Monday, February 5, 2018

The Price of Freedom by Rosemary Rowe



The Price of Freedom featuring Libertus, a freedman mosaicist, is book 17 in the popular series Libertus Mystery in Roman Britain. The author has done a wonderful job keeping her series fresh and fun, with lots of local color and Roman history for amateur historians, along with red-herrings, a complex mystery, and suspects galore for mystery fans.

Libertus narrates the story in first person, as if it were a chronicle of his adventure written soon after its conclusion. He has a dry wit, and is a personable narrator, a Celtic familyman-business owner who gets roped into problem-solving for his former master. The life of slaves in Roman Britain is portrayed in all its horrible variety, and features especially strongly in this book.





While it is fun to read all the books in the series in order, to visit periodically with “old friends”, the author does well at bringing new readers up to speed with Libertus's life to date, quickly and painlessly. The dialogue heavy style keeps the story active and moving forward quickly. However, the history woven into the tale can slow it down a bit. But those bits are beloved by die-hard fans of fiction set in ancient Rome's empire.

I found it entertaining to travel alongside Libertus through Roman Britain, encountering realistic characters and believable adventures. The author uses the story to point out the parallels between the past and today, since the one constant over time is human nature, in all its violence, fanaticism, patriarchies, and barbarism. Those darker elements have, rightfully, always been a part of Libertus's tales, since the Roman Empire was a very violent, brutal place with lots of institutionalized sadism.





There are many characters in the novel, which usually isn't a problem for me, and is how a novel should be, but for whatever reason this time I had difficulty keeping people clear.

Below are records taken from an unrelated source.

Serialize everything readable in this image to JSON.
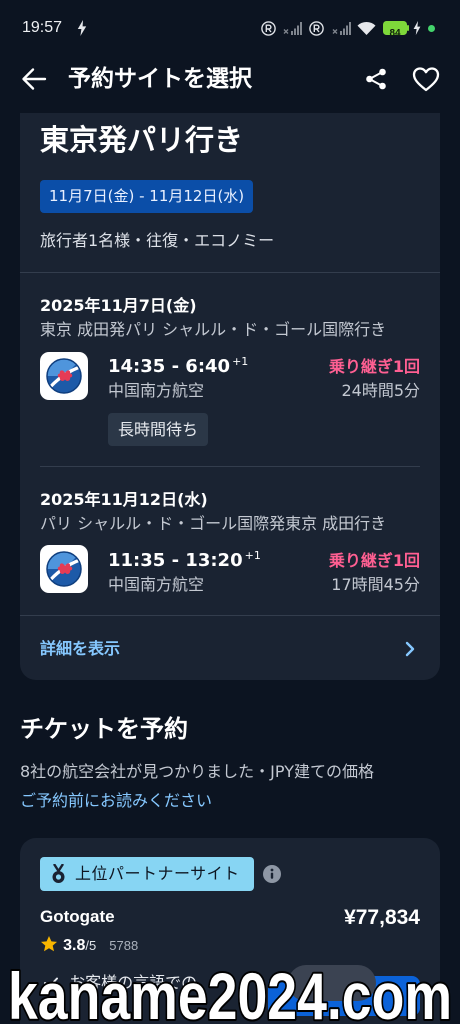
{
  "colors": {
    "background": "#0c1421",
    "card": "#1a2332",
    "divider": "#333d4d",
    "secondary_text": "#c3c8d1",
    "link": "#86c8ff",
    "stops": "#ff5f92",
    "date_pill": "#0b4ea8",
    "tag_bg": "#2b3747",
    "partner_badge": "#87d5f3",
    "star": "#f7b500",
    "primary_button": "#0b62d8",
    "battery": "#7ed83a"
  },
  "icons": {
    "status": [
      "lightning-icon",
      "roaming-r-icon",
      "signal-no-service-icon",
      "wifi-icon",
      "battery-icon",
      "charging-icon"
    ],
    "app_bar": [
      "back-arrow-icon",
      "share-icon",
      "heart-icon"
    ],
    "details": "chevron-right-icon",
    "partner": "medal-icon",
    "info": "info-icon",
    "rating": "star-icon",
    "feature": "check-icon",
    "airline_logo": "china-southern-logo"
  },
  "status_bar": {
    "time": "19:57",
    "battery_level": "84"
  },
  "app_bar": {
    "title": "予約サイトを選択"
  },
  "trip": {
    "title": "東京発パリ行き",
    "dates": "11月7日(金) - 11月12日(水)",
    "summary": "旅行者1名様・往復・エコノミー",
    "legs": [
      {
        "date": "2025年11月7日(金)",
        "route": "東京 成田発パリ シャルル・ド・ゴール国際行き",
        "times": "14:35 - 6:40",
        "day_offset": "+1",
        "airline": "中国南方航空",
        "stops": "乗り継ぎ1回",
        "duration": "24時間5分",
        "tag": "長時間待ち"
      },
      {
        "date": "2025年11月12日(水)",
        "route": "パリ シャルル・ド・ゴール国際発東京 成田行き",
        "times": "11:35 - 13:20",
        "day_offset": "+1",
        "airline": "中国南方航空",
        "stops": "乗り継ぎ1回",
        "duration": "17時間45分"
      }
    ],
    "details_link": "詳細を表示"
  },
  "booking": {
    "heading": "チケットを予約",
    "found_text": "8社の航空会社が見つかりました・JPY建ての価格",
    "read_before_link": "ご予約前にお読みください",
    "providers": [
      {
        "badge": "上位パートナーサイト",
        "name": "Gotogate",
        "price": "¥77,834",
        "rating": "3.8",
        "rating_max": "/5",
        "review_count": "5788",
        "feature": "お客様の言語での"
      }
    ]
  },
  "watermark": "kaname2024.com"
}
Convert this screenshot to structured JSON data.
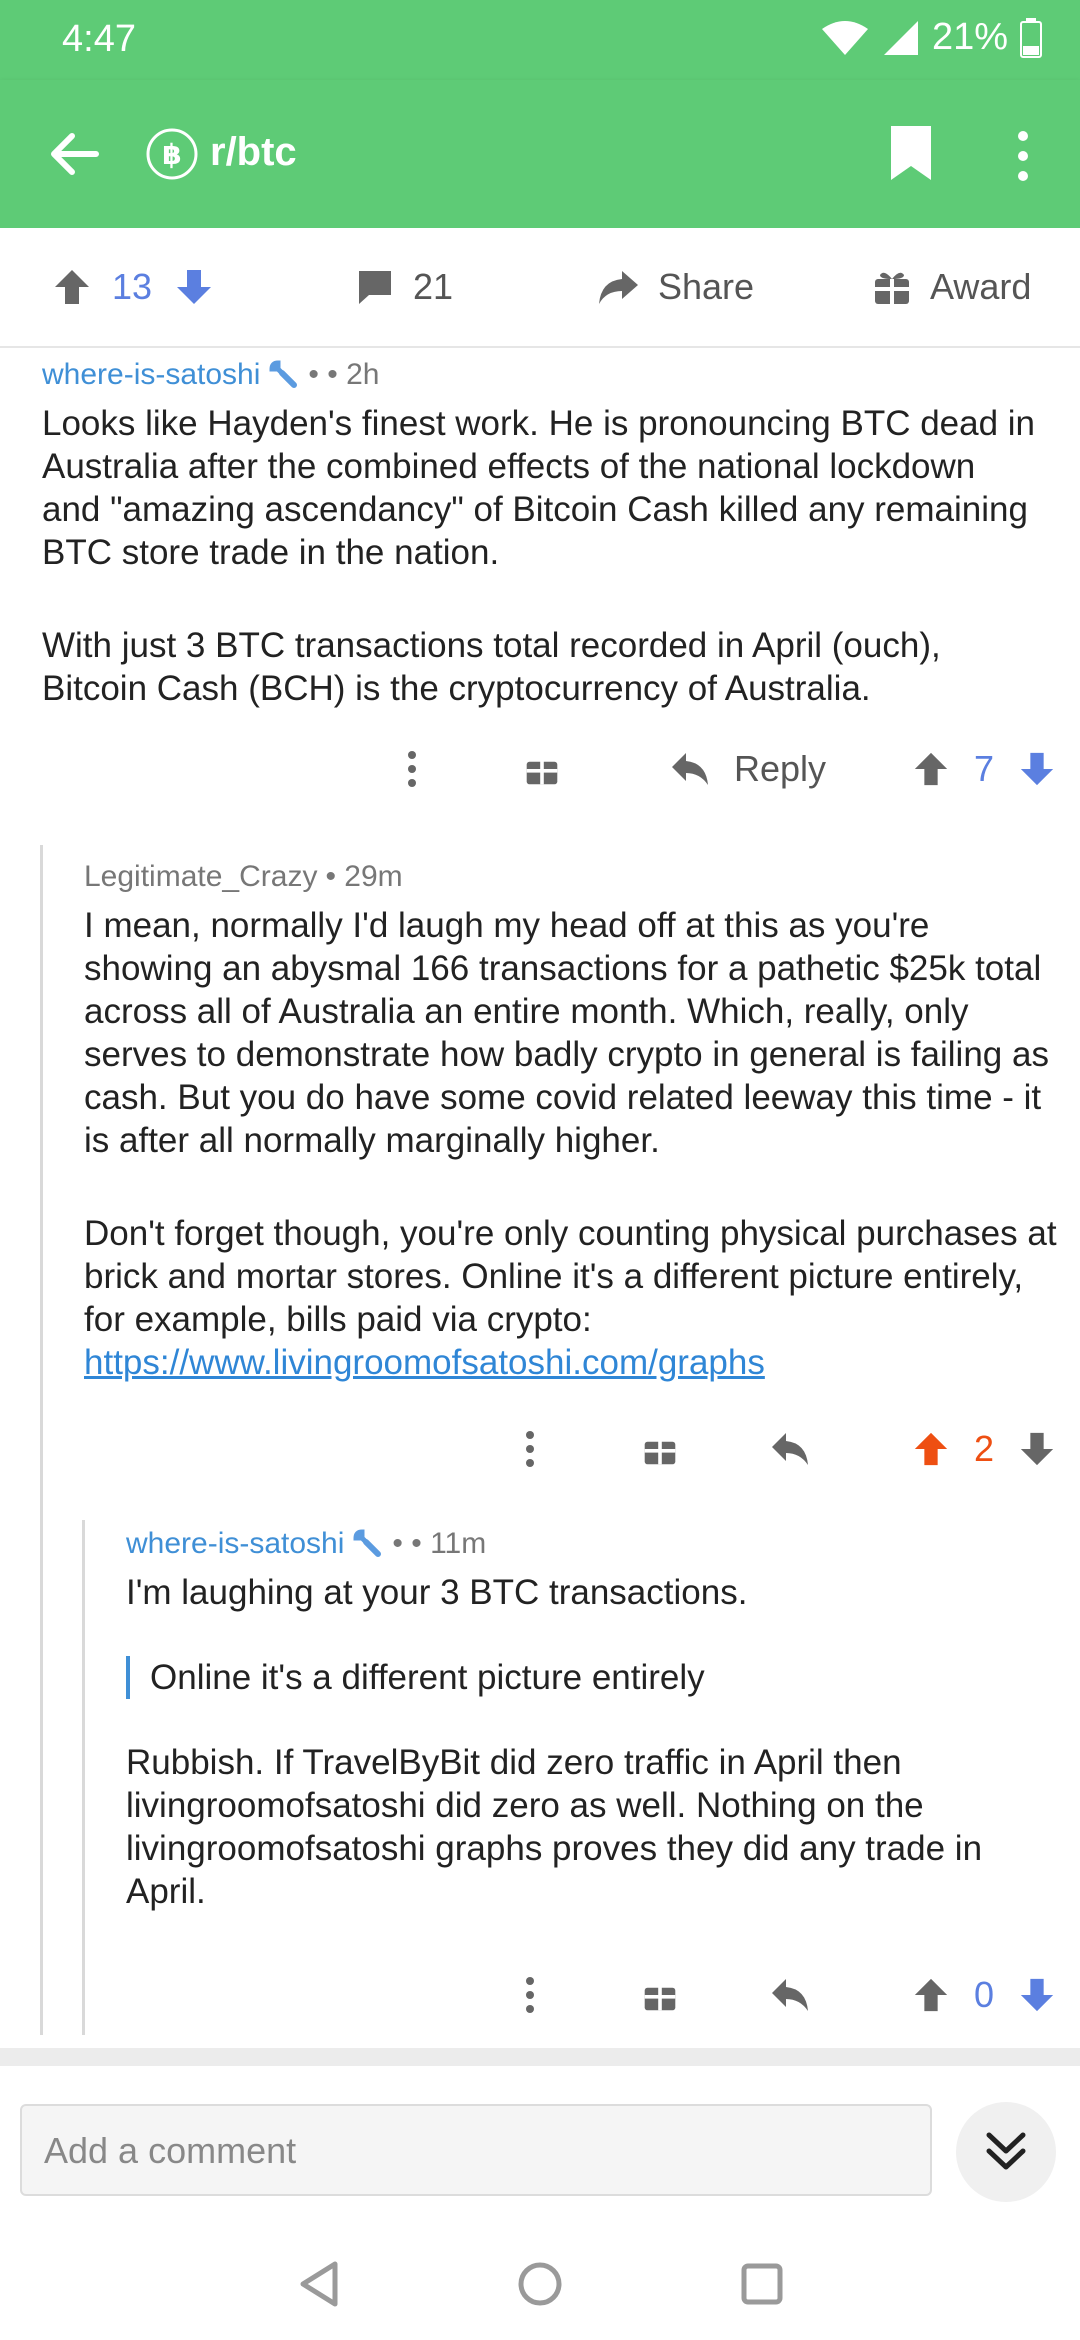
{
  "status_bar": {
    "time": "4:47",
    "battery": "21%"
  },
  "app_bar": {
    "title": "r/btc",
    "icon": "bitcoin-icon"
  },
  "post_actions": {
    "score": "13",
    "comments": "21",
    "share_label": "Share",
    "award_label": "Award"
  },
  "comments": [
    {
      "author": "where-is-satoshi",
      "flair_icon": "wrench-icon",
      "sep": "• • 2h",
      "paragraphs": [
        "Looks like Hayden's finest work. He is pronouncing BTC dead in Australia after the combined effects of the national lockdown and \"amazing ascendancy\" of Bitcoin Cash killed any remaining BTC store trade in the nation.",
        "With just 3 BTC transactions total recorded in April (ouch), Bitcoin Cash (BCH) is the cryptocurrency of Australia."
      ],
      "reply_label": "Reply",
      "score": "7"
    },
    {
      "author": "Legitimate_Crazy",
      "sep": "• 29m",
      "paragraphs": [
        "I mean, normally I'd laugh my head off at this as you're showing an abysmal 166 transactions for a pathetic $25k total across all of Australia an entire month. Which, really, only serves to demonstrate how badly crypto in general is failing as cash. But you do have some covid related leeway this time - it is after all normally marginally higher.",
        "Don't forget though, you're only counting physical purchases at brick and mortar stores. Online it's a different picture entirely, for example, bills paid via crypto:"
      ],
      "link": "https://www.livingroomofsatoshi.com/graphs",
      "score": "2",
      "upvoted": true
    },
    {
      "author": "where-is-satoshi",
      "flair_icon": "wrench-icon",
      "sep": "• • 11m",
      "line1": "I'm laughing at your 3 BTC transactions.",
      "quote": "Online it's a different picture entirely",
      "paragraph": "Rubbish. If TravelByBit did zero traffic in April then livingroomofsatoshi did zero as well. Nothing on the livingroomofsatoshi graphs proves they did any trade in April.",
      "score": "0"
    }
  ],
  "composer": {
    "placeholder": "Add a comment"
  },
  "colors": {
    "header": "#5ecb76",
    "upvote_active": "#ee4f12",
    "vote_blue": "#5b7fe0",
    "author_blue": "#3f8fd6"
  }
}
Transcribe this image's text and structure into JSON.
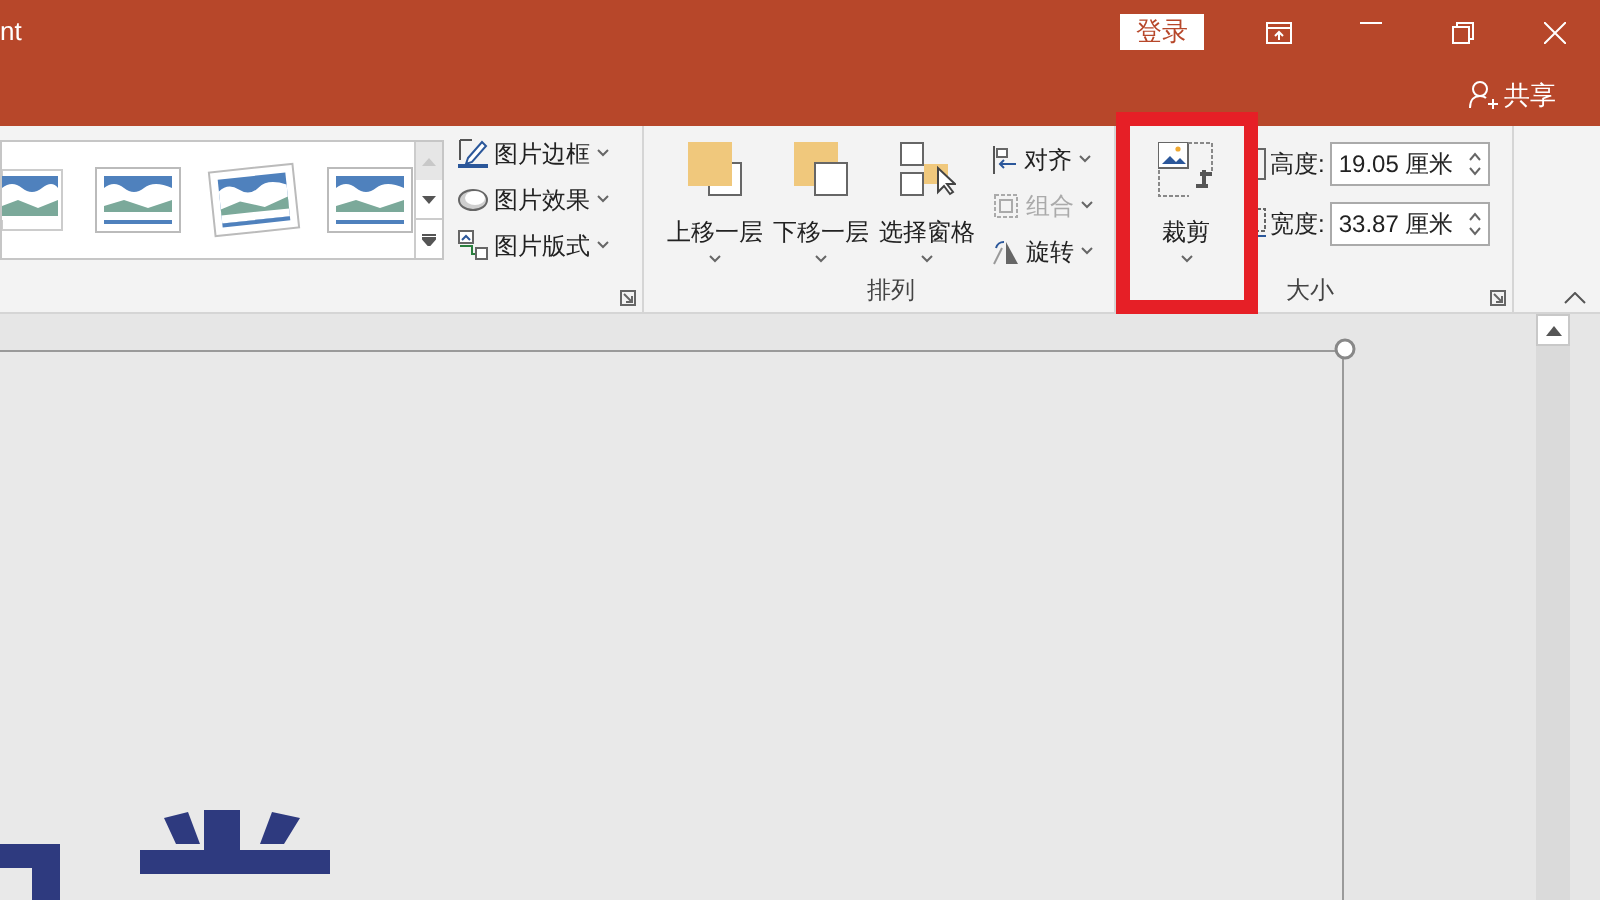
{
  "window": {
    "title": "nt",
    "sign_in": "登录",
    "share": "共享"
  },
  "picture_styles": {
    "commands": [
      {
        "label": "图片边框",
        "kind": "border"
      },
      {
        "label": "图片效果",
        "kind": "effects"
      },
      {
        "label": "图片版式",
        "kind": "layout"
      }
    ]
  },
  "arrange": {
    "label": "排列",
    "buttons": [
      {
        "label": "上移一层",
        "kind": "forward"
      },
      {
        "label": "下移一层",
        "kind": "backward"
      },
      {
        "label": "选择窗格",
        "kind": "pane"
      }
    ],
    "commands": [
      {
        "label": "对齐",
        "kind": "align",
        "disabled": false
      },
      {
        "label": "组合",
        "kind": "group",
        "disabled": true
      },
      {
        "label": "旋转",
        "kind": "rotate",
        "disabled": false
      }
    ]
  },
  "crop": {
    "label": "裁剪",
    "highlighted": true
  },
  "size": {
    "label": "大小",
    "fields": [
      {
        "label": "高度:",
        "value": "19.05 厘米",
        "kind": "height"
      },
      {
        "label": "宽度:",
        "value": "33.87 厘米",
        "kind": "width"
      }
    ]
  }
}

The ending was rather quick; I would have like a little for strands of the story tied up with Libertus's hindsight. But I'm not really complaining since this was a very entertaining read! I look forward to spending time with Libertus again in his next book, perhaps with more of his family in that one.

The books in the Libertus Series to date:
  1. The Germanicus Mosaic
  2. A Pattern of Blood
  3. Murder in the Forum
  4. The Chariots of Calyx
  5. The Legatus Mystery 
  6. The Ghosts of Glevum 
  7. Enemies of the Empire
  8. A Roman Ransom
  9. A Coin for the Ferryman
  10. Death at Pompeia's Wedding
  11. Requiem for a Slave
  12. The Vestal Vanishes
  13. A Whispering of Spies
  14. Dark Omens
  15. The Fateful Day (reviewed on this site)
  16. The Ides of June (reviewed on this site)
  17. The Price of Freedom




From the book's description:
The death of a local tax-collector spells trouble for Libertus in this compelling historical mystery.

Having been inveigled into standing for the local curia, responsible for the submission of all local tax, Libertus discovers that any shortfall must be made good by the councillors themselves. So when news arrives that a tax-collector from a nearby outpost has committed suicide, having gambled everything away, Libertus is despatched to make enquiries, in the hope of recovering at least some of the missing revenue. He has also been asked to attend a wedding, in place of his patron, who is expecting a visit from an Imperial Legate.

But the assignment which should have seen Libertus for once treated as an honoured guest begins to take grisly and unexpected turns. As he pieces together the unlikely truth, Libertus finds himself in mortal danger. Freedom, in all forms, is only relative ? but there is a high price for it, sometimes paid in blood?
Here is a direct link to the book at Amazon.com: